Data entries
*** Begin section ***

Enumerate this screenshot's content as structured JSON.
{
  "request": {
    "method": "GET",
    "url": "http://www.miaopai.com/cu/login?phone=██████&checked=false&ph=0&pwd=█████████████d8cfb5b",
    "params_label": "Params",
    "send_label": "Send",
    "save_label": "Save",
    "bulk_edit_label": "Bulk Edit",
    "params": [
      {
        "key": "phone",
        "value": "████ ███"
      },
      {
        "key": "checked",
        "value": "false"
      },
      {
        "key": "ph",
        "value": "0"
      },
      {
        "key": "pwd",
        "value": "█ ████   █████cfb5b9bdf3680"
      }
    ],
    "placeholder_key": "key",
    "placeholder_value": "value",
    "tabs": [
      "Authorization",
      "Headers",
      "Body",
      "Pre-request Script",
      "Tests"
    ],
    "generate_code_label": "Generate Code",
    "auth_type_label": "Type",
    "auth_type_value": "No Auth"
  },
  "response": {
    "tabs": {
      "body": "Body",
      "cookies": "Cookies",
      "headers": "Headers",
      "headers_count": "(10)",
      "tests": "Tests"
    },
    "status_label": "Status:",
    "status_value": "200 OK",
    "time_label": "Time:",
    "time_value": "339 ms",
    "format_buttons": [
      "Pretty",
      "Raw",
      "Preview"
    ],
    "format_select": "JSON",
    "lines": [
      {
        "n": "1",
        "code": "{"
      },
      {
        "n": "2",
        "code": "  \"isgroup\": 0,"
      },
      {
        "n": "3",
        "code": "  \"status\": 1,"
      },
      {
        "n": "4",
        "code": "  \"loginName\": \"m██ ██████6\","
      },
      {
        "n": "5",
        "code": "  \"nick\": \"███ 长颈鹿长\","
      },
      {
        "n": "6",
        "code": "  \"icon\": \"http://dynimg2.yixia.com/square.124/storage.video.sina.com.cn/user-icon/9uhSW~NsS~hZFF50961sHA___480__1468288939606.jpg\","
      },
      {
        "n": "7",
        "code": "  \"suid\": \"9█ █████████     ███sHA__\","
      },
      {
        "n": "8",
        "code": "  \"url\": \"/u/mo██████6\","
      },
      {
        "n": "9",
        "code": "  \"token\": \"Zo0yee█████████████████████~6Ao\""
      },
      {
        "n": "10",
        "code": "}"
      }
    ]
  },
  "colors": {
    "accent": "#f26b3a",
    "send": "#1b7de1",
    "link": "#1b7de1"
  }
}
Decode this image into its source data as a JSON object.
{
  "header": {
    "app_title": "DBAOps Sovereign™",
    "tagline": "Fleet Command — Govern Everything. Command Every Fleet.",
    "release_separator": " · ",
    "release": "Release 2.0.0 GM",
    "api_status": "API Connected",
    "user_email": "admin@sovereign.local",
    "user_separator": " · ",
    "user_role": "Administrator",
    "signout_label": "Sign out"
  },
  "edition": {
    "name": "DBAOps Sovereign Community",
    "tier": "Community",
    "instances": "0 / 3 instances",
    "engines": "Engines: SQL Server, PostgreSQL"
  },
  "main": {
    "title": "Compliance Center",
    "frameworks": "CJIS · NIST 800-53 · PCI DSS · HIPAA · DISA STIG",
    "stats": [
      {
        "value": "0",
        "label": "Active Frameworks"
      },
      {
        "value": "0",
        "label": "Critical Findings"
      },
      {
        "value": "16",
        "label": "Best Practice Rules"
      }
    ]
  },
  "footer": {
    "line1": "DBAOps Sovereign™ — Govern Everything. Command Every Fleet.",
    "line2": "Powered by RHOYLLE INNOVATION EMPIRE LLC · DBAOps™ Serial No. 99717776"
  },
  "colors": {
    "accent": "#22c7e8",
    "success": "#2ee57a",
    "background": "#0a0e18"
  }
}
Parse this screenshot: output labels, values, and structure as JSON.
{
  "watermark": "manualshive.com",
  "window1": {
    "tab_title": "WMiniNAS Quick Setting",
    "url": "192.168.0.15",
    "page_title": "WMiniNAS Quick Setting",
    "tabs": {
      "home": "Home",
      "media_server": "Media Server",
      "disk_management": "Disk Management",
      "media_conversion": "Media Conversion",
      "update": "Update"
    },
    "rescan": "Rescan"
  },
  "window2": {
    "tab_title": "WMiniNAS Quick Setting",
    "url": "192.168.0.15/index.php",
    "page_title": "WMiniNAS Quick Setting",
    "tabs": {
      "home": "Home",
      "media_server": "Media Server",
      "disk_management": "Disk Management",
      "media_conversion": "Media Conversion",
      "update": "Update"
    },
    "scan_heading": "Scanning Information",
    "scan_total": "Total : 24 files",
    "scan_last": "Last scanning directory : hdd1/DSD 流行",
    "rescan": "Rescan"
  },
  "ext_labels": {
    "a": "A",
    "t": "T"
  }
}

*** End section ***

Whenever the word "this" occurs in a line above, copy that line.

* **EXERCISE RESULT**
Enumerate this screenshot's content as structured JSON.
Decode this image into its source data as a JSON object.
Parse this screenshot: output labels, values, and structure as JSON.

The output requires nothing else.